Gap junctional communication and the tyrosine phosphorylation of connexin 43 in interaction between breast cancer and endothelial cells

Int J Mol Med. 1998 Jan;1(1):273-8.


Abnormal gap junction communication (GJC) has been associated with carcinogenesis. We investigated the role of endothelial cell GJC and connexin 43 (Cx43), the main gap junction protein in these cells, during tumour cell extravasation. GJC was determined by the ability of cells to transfer Lucifer yellow, to neighbouring cells. Tumour-endothelial interaction was assessed by DiI assay. Connexin 43 expression and tyrosine phosphorylation were measured by immunoprecipitation and Western blotting. Co-culturing of ECV304 endothelial cells with human breast cancer cells resulted in a rapid and transient loss of communication competence of ECV304. This inhibition was maximal within 5 min.

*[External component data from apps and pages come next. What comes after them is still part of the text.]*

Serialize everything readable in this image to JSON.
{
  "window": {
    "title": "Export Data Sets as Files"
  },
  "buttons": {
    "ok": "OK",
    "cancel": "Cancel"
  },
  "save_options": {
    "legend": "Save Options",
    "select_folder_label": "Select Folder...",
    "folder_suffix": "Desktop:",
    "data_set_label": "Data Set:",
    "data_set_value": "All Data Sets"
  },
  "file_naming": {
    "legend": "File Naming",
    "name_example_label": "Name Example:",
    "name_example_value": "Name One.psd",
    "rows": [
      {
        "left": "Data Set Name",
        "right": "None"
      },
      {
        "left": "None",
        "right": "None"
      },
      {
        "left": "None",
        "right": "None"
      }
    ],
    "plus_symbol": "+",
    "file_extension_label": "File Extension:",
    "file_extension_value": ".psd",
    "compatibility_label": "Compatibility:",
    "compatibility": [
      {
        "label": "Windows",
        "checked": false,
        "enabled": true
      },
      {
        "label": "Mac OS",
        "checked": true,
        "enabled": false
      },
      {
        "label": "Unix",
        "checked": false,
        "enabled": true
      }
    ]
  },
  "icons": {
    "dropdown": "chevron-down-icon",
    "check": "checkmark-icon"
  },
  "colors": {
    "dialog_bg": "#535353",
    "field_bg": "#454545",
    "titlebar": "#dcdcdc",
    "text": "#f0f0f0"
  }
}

GJC was almost fully restored in 2 h. The co-culturing also resulted in an increase in the tyrosine phosphorylation of CX43. The pattern of phosphorylation was similar to the loss and the recovery of GJC in ECV304. We conclude that interaction of tumour cells with endothelium effectively inhibits GJC of endothelial cells, which is attributed to the increased tyrosine phosphorylation of connexin 43. This may contribute to the extravasation of tumour cells from the circulation, an essential step in the establishment of metastasis.

Publication types

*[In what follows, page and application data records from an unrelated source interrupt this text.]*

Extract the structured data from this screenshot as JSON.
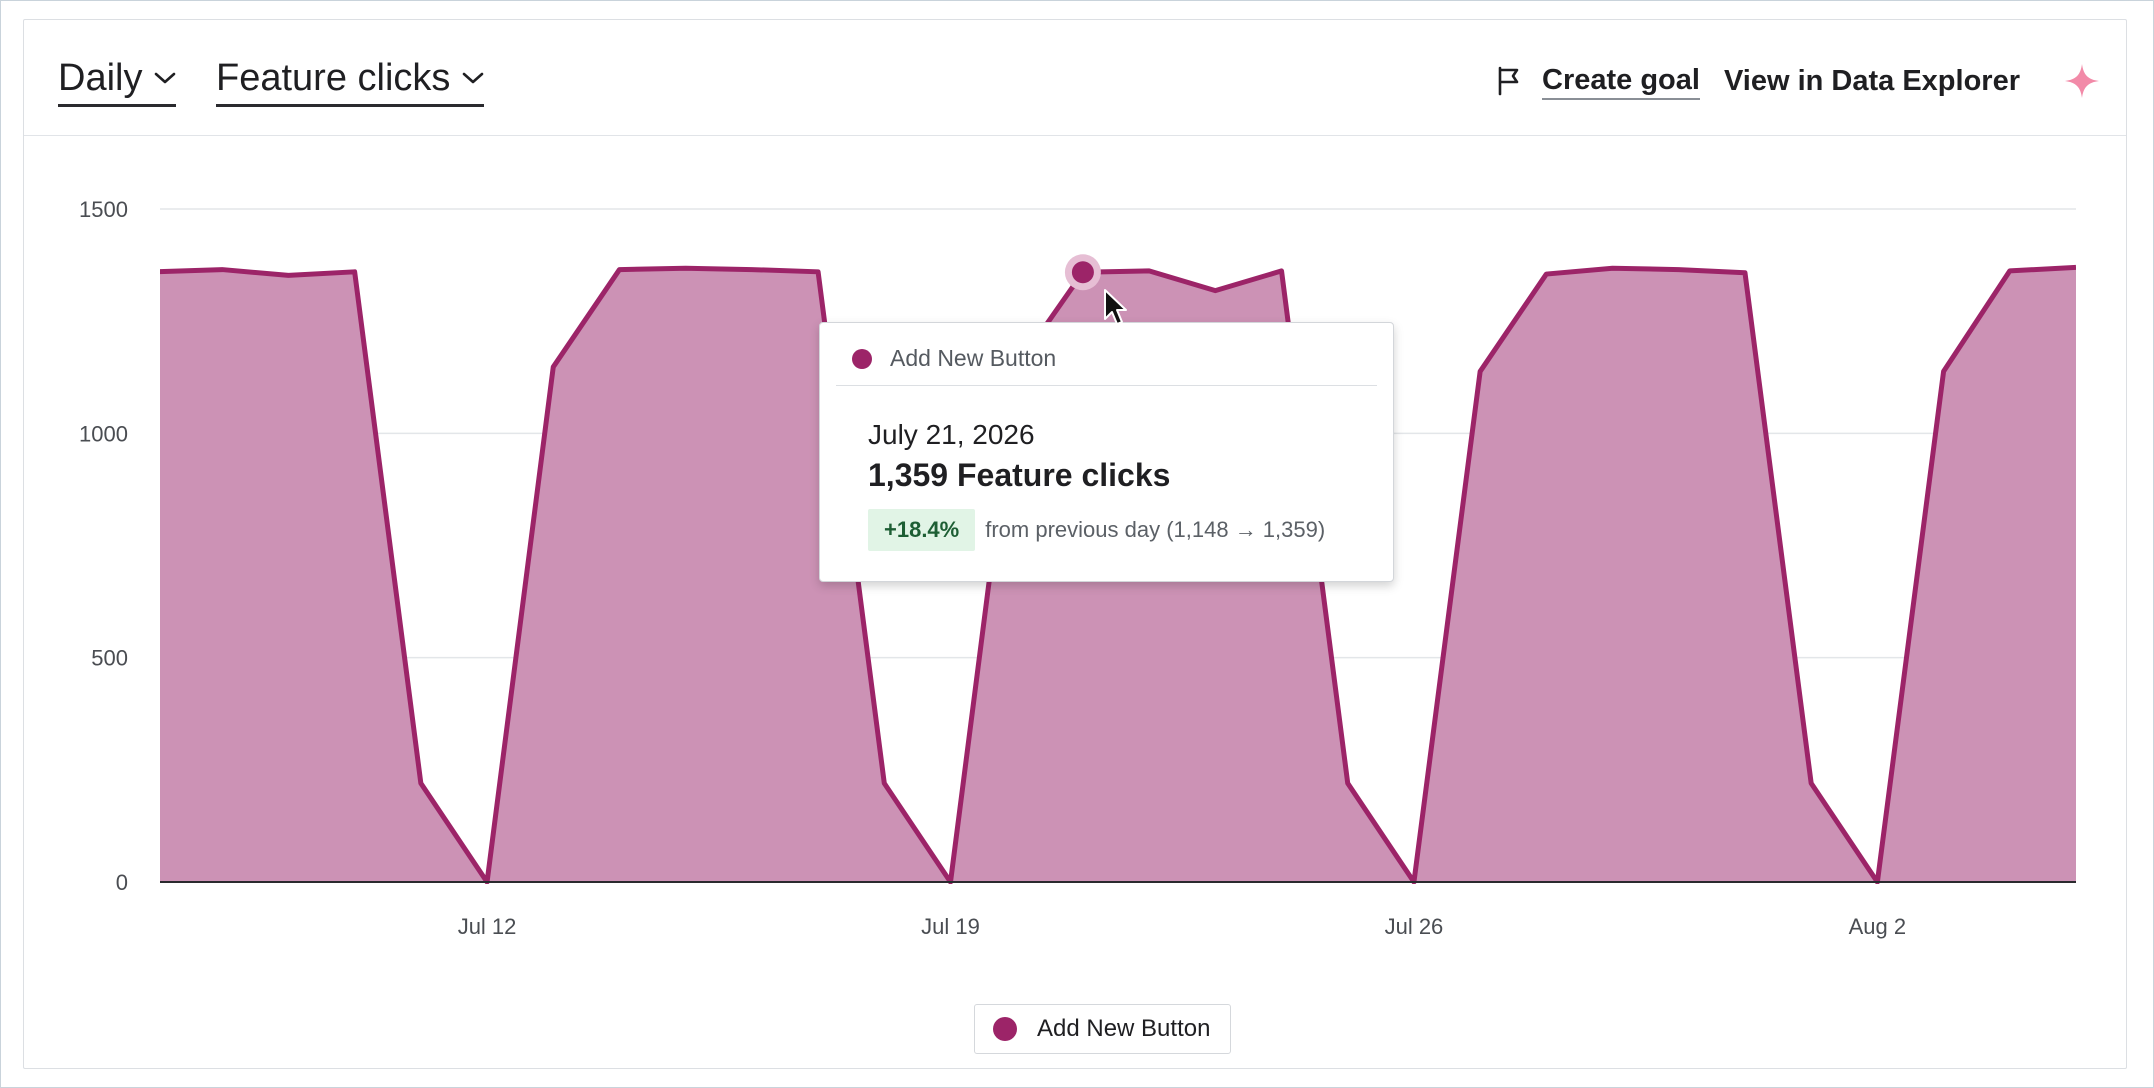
{
  "header": {
    "interval_dropdown": "Daily",
    "metric_dropdown": "Feature clicks",
    "create_goal_label": "Create goal",
    "data_explorer_label": "View in Data Explorer",
    "icons": [
      "chevron-down-icon",
      "flag-icon",
      "sparkle-icon"
    ]
  },
  "colors": {
    "series_line": "#9c2468",
    "series_fill": "#cc92b5",
    "sparkle": "#f28aa8",
    "badge_bg": "#e1f4e6",
    "badge_text": "#1d5e34"
  },
  "chart_data": {
    "type": "area",
    "x": [
      "2026-07-07",
      "2026-07-08",
      "2026-07-09",
      "2026-07-10",
      "2026-07-11",
      "2026-07-12",
      "2026-07-13",
      "2026-07-14",
      "2026-07-15",
      "2026-07-16",
      "2026-07-17",
      "2026-07-18",
      "2026-07-19",
      "2026-07-20",
      "2026-07-21",
      "2026-07-22",
      "2026-07-23",
      "2026-07-24",
      "2026-07-25",
      "2026-07-26",
      "2026-07-27",
      "2026-07-28",
      "2026-07-29",
      "2026-07-30",
      "2026-07-31",
      "2026-08-01",
      "2026-08-02",
      "2026-08-03",
      "2026-08-04",
      "2026-08-05"
    ],
    "series": [
      {
        "name": "Add New Button",
        "values": [
          1360,
          1365,
          1352,
          1360,
          220,
          0,
          1148,
          1365,
          1368,
          1365,
          1360,
          220,
          0,
          1148,
          1359,
          1362,
          1318,
          1362,
          220,
          0,
          1138,
          1355,
          1368,
          1365,
          1358,
          220,
          0,
          1138,
          1362,
          1370
        ]
      }
    ],
    "x_tick_labels": [
      "Jul 12",
      "Jul 19",
      "Jul 26",
      "Aug 2"
    ],
    "x_tick_dates": [
      "2026-07-12",
      "2026-07-19",
      "2026-07-26",
      "2026-08-02"
    ],
    "y_ticks": [
      0,
      500,
      1000,
      1500
    ],
    "ylim": [
      0,
      1500
    ],
    "grid": true,
    "legend": "bottom-center",
    "highlighted_date": "2026-07-21"
  },
  "tooltip": {
    "series_name": "Add New Button",
    "date": "July 21, 2026",
    "value_text": "1,359 Feature clicks",
    "change_badge": "+18.4%",
    "change_text": "from previous day (1,148 → 1,359)"
  },
  "legend": {
    "series_name": "Add New Button"
  }
}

  • Research Support, Non-U.S. Gov't

MeSH terms

  • Adenocarcinoma / metabolism*
  • Breast Neoplasms / metabolism*
  • Cell Adhesion
  • Cell Line
  • Connexin 43 / metabolism*
  • Endothelium, Vascular / cytology
  • Endothelium, Vascular / metabolism
  • Female
  • Gap Junctions / metabolism*
  • Humans
  • Phosphorylation
  • Tumor Cells, Cultured
  • Tyrosine / metabolism*


  • Connexin 43
  • Tyrosine